Today it is very common to see people sitting at the same table, side by side on a walk or in a car or relaxing together at home, but not speaking to each other. The head is bent over the cell phone, scrolling useless timelines or even talking to others, instead of keeping each other company.
Addictions to social networks, to scrolling and time-wasting distractions, to WhatsApp and various chats, destroy the quality of our social relationships and the time spent together. We are constantly looking for friends online but we don’t pay attention to those in front of us. It is one of the worst reasons why smartphones are bad for both children and adults.
There is one imperative: in good company, your cell phone stays in your pocket. Eyes on the real world and ears on our interlocutor. Sometimes it’s worth it even if it’s a stranger, who knows if that guy in front of us in line at the post office will be nice… a whole different experience.
The impossible possibilities of technology
An unequivocal positive sign of technology is the possibility of doing things that were truly impossible before: this happens thanks to the internet, its enormous abundance and the breadth of its networks. And some of these things really represent salvation for many people.
Who lives in difficult contexts, for example, can find an escape from their difficulties or even therapeutic support. Those who feel trapped by few opportunities can use the internet to learn a lot of culture. Those with limited financial resources can find an enormous amount of free things to do online, to entertain themselves.

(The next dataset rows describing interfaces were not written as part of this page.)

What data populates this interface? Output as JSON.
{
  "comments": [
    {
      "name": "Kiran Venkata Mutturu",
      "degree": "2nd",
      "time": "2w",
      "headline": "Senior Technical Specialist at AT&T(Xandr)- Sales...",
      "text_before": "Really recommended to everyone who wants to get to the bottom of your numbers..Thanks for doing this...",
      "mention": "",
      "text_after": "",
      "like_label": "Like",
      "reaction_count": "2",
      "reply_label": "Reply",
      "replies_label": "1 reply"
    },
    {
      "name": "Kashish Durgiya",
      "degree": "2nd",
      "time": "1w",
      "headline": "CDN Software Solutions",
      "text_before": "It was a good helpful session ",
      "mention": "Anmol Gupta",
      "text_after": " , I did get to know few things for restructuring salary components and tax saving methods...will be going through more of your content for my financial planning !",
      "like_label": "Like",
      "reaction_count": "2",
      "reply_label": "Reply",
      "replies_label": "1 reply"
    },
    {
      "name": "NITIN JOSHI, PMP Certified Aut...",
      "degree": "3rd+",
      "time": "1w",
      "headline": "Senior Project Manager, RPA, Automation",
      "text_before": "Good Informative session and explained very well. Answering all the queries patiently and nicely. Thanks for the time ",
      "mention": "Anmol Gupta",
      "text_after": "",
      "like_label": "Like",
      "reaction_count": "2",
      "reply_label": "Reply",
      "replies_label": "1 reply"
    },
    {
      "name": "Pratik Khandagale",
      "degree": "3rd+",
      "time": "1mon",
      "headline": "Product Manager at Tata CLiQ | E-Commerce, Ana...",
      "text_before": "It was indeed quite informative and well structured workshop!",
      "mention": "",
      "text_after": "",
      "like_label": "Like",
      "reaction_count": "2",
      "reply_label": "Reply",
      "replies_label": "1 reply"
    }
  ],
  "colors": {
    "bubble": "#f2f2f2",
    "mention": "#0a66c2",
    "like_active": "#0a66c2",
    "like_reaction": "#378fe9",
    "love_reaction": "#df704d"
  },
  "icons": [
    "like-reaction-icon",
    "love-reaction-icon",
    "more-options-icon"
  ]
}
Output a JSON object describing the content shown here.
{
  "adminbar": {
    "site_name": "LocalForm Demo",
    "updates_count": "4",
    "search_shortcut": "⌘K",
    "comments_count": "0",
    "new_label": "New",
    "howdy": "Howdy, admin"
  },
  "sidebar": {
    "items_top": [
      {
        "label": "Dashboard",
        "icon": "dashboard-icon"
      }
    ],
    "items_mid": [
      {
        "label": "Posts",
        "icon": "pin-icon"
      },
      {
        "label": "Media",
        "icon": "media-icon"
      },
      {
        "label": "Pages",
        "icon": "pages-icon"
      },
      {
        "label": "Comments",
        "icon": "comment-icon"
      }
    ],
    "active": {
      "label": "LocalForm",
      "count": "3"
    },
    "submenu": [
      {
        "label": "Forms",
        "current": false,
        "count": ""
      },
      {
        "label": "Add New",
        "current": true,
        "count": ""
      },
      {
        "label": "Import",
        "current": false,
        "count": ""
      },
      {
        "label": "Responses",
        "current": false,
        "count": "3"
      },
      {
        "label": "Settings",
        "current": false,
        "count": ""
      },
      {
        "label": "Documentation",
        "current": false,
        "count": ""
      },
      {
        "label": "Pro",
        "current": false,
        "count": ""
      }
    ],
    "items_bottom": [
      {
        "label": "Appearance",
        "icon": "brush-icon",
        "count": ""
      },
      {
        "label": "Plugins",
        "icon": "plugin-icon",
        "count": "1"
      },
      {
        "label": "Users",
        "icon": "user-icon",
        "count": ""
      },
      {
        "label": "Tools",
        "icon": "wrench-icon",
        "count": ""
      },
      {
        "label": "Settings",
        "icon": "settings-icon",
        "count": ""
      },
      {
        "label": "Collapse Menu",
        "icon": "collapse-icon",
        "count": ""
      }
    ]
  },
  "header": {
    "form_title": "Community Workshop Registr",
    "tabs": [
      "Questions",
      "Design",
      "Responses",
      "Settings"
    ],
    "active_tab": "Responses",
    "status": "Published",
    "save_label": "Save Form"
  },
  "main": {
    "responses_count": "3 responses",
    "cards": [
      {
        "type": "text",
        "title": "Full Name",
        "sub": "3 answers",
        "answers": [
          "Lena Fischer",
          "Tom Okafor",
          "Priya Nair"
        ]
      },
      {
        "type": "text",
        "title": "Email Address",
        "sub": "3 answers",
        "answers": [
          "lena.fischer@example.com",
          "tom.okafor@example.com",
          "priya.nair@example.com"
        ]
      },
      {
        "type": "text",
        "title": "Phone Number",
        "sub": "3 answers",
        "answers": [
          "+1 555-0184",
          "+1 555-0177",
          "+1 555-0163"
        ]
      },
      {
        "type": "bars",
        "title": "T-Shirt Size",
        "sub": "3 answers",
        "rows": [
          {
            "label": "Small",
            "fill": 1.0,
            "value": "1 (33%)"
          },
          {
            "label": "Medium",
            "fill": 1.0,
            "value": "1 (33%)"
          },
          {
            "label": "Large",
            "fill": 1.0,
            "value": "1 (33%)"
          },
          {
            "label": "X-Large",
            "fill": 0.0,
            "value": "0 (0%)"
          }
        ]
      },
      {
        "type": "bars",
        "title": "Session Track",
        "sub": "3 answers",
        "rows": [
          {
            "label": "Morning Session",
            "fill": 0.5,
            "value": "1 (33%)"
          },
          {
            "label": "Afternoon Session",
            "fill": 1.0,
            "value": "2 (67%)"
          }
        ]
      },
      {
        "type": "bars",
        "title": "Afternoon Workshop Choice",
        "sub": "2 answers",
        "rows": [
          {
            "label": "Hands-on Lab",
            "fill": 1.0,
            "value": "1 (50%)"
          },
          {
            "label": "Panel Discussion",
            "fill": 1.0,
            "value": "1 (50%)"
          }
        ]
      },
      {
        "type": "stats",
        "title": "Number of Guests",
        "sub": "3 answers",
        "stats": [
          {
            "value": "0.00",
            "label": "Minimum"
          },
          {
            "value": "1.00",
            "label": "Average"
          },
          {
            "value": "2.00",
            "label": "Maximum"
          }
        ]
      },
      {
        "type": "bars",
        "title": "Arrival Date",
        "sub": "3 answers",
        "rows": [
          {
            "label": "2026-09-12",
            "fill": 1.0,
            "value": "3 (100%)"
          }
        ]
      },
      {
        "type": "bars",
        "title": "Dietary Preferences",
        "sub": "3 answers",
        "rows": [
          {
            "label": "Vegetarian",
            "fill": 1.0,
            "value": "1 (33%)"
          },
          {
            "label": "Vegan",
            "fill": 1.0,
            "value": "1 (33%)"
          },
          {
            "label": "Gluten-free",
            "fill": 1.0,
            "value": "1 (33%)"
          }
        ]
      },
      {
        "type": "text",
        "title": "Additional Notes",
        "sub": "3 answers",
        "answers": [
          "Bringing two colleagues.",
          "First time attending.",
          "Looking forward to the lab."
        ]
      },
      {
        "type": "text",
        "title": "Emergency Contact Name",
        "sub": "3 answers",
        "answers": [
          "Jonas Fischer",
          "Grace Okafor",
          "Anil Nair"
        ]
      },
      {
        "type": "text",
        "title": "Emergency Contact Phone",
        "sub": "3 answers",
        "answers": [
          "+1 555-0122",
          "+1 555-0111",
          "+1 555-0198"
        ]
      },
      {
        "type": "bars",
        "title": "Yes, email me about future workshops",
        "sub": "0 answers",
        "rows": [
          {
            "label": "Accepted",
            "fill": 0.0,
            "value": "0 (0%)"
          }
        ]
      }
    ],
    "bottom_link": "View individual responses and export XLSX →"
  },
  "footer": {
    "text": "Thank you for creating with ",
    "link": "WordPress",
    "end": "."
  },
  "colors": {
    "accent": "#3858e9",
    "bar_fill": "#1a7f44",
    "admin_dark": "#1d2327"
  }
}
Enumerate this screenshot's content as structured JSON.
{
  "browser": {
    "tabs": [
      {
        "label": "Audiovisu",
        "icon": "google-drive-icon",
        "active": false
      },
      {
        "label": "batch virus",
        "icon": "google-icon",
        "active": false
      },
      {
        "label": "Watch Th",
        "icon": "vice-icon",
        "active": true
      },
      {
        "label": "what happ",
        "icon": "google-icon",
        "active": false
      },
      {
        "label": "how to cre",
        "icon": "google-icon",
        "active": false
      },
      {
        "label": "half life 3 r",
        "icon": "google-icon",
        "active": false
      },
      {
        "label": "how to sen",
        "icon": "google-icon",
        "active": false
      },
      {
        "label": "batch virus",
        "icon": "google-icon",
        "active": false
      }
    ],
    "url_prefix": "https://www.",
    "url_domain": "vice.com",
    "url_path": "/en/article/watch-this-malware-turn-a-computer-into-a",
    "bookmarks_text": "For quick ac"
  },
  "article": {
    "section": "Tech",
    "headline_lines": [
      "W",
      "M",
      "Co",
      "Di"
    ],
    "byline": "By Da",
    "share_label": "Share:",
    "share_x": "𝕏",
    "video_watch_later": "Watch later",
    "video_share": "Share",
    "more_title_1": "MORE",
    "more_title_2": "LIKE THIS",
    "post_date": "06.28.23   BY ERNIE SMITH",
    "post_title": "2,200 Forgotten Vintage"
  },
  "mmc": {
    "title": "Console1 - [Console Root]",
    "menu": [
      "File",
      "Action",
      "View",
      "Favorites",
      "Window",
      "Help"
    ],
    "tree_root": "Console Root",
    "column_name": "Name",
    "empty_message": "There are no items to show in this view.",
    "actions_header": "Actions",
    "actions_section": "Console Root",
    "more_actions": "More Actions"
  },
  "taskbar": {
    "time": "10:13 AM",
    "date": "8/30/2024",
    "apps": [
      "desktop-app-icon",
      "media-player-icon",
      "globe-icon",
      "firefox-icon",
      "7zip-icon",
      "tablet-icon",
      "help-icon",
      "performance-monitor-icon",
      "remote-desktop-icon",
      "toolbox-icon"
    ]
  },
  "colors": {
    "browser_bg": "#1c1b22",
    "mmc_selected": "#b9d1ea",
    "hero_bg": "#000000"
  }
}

And above all, many can form relationships that would otherwise be impossible: friends from other countries, people who share the same passions as us or solidarity help that brings us out of the darkness. Furthermore, over time, many of these digital relationships can become physical, real, human.
The stress of perpetual reachability
The last negative point is the excess of social relations with technology. Sometimes we are too busy trying to be contactable at any time: to give help, for emergencies, to maintain good relationships, even for work. All right reasons, but when put together they generate precisely that excess.
Always being reachable is very stressful. It pushes us to always be on the alert, always ready to react to the stimulus of the notification or phone call. It means never being alone, while carving out a few moments for yourself is important. To relax, to reorganize your thoughts, to enjoy the silence.
Remember, “unplugging” is essential. To avoid stress and technology burnout, make things clear with loved ones and even with work: when you are not reachable it is for a good reason, that is, to preserve your health and well-being.